Filter the material below down to the lines containing the word "customers".

****************

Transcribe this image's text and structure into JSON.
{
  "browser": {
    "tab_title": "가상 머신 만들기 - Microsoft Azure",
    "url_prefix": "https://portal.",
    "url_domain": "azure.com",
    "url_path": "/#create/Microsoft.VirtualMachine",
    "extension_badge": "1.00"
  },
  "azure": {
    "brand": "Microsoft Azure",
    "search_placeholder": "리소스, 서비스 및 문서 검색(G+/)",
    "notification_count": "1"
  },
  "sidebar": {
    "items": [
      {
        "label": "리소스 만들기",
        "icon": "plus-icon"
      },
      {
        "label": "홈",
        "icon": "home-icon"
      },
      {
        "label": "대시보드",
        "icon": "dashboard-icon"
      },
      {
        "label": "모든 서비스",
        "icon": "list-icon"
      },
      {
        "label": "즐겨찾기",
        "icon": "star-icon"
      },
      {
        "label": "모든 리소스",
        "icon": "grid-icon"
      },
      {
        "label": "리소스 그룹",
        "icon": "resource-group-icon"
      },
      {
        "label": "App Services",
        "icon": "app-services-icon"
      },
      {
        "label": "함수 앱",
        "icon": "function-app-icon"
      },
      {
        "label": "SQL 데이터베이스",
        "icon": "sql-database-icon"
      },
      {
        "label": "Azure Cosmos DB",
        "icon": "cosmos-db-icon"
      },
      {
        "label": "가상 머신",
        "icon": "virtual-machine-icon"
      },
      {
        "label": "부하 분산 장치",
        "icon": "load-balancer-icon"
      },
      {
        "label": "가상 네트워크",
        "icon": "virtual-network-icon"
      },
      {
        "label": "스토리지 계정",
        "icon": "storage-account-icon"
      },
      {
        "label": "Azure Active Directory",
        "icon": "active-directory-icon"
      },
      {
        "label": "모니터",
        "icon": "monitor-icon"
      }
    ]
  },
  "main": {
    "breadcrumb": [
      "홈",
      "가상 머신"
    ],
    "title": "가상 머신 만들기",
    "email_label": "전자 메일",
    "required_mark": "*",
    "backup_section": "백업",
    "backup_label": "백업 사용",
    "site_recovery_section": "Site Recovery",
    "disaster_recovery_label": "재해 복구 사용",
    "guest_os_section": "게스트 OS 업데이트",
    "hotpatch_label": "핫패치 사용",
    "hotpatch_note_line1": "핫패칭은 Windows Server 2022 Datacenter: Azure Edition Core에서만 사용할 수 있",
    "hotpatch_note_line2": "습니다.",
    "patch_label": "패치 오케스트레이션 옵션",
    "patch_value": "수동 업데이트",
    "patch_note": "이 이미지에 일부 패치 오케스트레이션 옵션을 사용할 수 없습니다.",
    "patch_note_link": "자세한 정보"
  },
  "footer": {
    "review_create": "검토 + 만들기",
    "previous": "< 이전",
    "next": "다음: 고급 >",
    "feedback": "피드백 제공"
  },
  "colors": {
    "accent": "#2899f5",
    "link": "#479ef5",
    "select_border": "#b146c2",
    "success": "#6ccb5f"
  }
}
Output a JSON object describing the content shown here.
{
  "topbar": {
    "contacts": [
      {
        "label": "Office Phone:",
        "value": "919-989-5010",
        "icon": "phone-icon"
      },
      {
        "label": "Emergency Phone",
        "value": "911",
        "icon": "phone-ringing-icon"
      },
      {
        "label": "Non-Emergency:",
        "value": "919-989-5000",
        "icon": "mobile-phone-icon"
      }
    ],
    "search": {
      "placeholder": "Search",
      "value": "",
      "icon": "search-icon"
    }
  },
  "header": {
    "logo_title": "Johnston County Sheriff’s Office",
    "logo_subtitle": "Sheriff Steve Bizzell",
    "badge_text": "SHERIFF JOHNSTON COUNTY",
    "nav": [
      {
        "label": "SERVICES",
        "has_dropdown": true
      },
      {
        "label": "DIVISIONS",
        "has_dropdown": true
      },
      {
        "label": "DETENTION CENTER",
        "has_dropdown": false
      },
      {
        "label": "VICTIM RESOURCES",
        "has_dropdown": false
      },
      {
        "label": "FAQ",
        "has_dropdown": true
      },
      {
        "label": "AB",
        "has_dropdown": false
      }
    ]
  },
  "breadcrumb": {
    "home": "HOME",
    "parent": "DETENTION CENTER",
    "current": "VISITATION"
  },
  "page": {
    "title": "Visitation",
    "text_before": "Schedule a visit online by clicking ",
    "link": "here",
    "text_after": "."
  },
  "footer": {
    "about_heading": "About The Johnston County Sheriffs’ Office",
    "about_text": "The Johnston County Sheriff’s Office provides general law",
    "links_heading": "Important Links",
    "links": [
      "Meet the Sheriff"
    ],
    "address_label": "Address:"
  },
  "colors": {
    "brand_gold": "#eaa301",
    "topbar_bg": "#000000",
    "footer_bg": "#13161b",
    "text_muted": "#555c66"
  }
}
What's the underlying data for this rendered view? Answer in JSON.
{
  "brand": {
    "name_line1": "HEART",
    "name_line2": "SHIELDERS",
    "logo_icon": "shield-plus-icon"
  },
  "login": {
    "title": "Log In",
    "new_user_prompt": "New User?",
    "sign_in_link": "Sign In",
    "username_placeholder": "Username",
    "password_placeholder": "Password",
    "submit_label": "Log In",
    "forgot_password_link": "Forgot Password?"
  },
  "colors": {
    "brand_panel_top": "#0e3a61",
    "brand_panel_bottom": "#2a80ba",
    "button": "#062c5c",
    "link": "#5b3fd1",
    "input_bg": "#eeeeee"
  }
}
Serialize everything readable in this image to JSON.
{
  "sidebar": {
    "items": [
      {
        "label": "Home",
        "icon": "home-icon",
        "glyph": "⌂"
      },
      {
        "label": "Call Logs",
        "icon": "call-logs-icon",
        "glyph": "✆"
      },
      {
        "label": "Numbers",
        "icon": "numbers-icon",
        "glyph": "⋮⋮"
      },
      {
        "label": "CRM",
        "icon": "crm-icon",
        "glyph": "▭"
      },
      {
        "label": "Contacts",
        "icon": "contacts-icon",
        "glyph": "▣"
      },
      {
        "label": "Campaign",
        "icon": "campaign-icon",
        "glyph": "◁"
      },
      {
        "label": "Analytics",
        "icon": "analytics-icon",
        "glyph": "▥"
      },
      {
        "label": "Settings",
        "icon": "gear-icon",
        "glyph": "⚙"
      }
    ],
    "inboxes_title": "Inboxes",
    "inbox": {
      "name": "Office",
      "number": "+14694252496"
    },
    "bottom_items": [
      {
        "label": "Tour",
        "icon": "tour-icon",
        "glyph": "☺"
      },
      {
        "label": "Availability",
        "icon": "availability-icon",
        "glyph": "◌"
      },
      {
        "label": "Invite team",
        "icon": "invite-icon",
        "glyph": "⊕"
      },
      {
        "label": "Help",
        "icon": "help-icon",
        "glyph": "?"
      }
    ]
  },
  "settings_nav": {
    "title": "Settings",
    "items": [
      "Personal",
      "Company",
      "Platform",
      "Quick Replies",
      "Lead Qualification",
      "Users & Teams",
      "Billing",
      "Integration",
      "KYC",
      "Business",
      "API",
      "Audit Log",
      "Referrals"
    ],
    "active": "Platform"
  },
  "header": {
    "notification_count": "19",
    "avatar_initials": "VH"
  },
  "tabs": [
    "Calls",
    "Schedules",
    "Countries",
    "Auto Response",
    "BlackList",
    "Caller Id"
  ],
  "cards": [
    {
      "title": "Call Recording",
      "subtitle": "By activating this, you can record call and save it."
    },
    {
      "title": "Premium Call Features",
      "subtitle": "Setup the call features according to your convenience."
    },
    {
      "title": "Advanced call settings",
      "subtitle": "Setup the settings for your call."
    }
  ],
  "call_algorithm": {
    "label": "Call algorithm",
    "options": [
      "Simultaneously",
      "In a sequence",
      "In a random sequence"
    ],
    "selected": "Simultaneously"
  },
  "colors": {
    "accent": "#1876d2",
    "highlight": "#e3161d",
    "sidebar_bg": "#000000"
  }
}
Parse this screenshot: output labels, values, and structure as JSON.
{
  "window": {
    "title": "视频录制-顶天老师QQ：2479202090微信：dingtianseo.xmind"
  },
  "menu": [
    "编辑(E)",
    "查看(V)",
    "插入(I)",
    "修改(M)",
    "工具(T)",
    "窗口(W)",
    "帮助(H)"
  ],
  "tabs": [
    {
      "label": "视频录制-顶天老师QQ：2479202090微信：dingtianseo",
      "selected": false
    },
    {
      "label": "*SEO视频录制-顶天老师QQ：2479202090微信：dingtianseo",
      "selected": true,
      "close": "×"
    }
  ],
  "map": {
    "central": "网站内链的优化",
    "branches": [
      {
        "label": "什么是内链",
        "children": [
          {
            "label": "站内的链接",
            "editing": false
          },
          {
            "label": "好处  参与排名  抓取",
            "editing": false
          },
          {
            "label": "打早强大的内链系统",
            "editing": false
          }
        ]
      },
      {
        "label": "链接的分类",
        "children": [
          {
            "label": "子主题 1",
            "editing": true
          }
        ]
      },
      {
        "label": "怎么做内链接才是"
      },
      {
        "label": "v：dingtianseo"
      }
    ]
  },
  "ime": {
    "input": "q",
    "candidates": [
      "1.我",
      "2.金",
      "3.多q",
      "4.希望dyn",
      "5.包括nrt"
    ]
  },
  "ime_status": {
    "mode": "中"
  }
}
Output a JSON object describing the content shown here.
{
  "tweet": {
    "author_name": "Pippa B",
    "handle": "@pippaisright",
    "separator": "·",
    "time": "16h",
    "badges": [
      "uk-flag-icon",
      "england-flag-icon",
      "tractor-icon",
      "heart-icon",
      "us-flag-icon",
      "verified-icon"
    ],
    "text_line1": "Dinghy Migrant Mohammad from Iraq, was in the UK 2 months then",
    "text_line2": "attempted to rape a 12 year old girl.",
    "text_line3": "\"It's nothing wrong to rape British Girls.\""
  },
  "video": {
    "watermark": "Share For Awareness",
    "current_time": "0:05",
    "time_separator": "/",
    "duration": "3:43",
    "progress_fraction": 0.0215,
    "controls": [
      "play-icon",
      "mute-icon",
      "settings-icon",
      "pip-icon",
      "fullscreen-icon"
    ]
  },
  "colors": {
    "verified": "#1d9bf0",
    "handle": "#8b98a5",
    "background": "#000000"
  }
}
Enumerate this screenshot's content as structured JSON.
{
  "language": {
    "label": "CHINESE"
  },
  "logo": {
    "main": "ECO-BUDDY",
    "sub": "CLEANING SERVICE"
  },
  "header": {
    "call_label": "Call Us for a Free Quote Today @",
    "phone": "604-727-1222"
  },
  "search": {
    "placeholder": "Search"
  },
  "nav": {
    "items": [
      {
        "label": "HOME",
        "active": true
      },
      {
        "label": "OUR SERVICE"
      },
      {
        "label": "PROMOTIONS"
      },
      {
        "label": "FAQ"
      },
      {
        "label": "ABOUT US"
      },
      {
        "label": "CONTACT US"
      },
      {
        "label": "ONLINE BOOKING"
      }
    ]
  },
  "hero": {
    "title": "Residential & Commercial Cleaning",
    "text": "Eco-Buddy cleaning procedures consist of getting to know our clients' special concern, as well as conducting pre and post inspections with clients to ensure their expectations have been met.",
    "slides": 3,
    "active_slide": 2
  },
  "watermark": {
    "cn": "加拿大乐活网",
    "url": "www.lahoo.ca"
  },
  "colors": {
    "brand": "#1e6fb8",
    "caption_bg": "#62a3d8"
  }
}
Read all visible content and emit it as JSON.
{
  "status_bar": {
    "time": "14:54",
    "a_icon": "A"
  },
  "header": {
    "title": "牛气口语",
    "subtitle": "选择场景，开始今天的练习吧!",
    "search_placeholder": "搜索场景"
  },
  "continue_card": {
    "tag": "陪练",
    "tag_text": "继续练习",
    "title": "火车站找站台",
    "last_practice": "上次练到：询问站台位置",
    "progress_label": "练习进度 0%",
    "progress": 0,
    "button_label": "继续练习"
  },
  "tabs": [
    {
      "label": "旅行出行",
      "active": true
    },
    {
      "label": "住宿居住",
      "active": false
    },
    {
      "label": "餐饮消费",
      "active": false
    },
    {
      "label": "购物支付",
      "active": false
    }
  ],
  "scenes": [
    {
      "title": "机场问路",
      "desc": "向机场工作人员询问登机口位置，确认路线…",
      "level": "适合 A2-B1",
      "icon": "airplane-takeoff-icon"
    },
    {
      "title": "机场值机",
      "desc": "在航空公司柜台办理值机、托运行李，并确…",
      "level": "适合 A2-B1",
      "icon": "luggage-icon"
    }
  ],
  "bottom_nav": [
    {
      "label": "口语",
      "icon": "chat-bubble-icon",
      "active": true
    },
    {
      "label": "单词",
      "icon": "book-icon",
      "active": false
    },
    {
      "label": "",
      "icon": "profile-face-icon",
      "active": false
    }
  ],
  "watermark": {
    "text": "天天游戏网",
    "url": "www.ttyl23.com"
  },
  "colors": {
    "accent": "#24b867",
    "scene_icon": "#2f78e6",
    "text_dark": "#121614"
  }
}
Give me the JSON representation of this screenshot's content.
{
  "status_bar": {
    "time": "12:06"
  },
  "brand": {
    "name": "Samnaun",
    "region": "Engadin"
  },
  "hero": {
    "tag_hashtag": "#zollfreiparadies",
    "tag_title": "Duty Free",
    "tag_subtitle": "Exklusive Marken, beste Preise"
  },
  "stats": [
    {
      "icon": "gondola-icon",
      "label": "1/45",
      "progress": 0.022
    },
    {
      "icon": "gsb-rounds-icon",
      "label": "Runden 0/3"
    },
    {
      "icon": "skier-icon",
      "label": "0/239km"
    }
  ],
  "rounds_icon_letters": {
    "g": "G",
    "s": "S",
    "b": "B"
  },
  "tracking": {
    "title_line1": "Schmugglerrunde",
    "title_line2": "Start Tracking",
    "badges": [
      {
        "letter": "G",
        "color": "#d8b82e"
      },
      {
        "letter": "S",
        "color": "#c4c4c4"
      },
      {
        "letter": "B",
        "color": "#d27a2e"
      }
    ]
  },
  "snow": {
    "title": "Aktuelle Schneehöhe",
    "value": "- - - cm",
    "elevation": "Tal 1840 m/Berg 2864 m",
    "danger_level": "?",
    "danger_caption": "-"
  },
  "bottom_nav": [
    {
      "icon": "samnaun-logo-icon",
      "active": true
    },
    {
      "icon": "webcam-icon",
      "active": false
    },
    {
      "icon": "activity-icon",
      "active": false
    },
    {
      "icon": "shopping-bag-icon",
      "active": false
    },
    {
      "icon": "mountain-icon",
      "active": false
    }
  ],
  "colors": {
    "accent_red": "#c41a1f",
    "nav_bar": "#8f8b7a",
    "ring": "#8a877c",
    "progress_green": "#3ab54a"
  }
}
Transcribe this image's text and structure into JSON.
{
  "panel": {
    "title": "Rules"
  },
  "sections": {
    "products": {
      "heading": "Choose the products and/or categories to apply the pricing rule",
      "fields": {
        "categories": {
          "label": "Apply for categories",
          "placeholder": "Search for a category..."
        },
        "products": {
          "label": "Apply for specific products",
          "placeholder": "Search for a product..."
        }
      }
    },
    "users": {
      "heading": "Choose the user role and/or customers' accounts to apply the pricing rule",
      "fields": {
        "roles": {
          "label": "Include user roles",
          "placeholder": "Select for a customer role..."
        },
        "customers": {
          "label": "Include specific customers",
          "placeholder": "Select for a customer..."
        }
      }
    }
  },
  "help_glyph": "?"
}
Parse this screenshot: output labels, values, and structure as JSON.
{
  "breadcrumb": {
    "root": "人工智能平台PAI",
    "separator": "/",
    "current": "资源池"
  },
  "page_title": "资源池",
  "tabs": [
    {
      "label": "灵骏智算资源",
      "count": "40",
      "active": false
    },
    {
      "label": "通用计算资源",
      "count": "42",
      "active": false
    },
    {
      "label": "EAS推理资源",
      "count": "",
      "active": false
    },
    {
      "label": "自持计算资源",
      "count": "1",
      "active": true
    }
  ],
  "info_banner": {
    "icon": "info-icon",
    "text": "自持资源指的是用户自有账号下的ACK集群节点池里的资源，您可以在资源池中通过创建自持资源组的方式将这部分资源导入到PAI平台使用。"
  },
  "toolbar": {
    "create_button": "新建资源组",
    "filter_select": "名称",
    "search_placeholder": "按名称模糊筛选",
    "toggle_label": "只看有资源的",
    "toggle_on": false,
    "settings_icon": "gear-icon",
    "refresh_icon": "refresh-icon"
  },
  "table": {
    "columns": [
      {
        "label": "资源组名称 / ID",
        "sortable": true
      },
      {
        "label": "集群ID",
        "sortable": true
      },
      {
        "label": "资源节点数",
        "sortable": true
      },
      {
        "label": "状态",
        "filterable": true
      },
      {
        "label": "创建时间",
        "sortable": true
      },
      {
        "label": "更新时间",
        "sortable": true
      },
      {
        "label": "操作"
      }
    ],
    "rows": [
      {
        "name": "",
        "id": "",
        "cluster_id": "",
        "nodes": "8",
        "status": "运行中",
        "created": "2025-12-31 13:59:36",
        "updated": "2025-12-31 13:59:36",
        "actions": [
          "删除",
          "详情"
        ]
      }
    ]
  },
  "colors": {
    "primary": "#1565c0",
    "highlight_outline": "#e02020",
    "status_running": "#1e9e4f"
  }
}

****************

> **WRITTEN RESPONSE**
      "heading": "Choose the user role and/or customers' accounts to apply the pricing rule",
        "customers": {
          "label": "Include specific customers",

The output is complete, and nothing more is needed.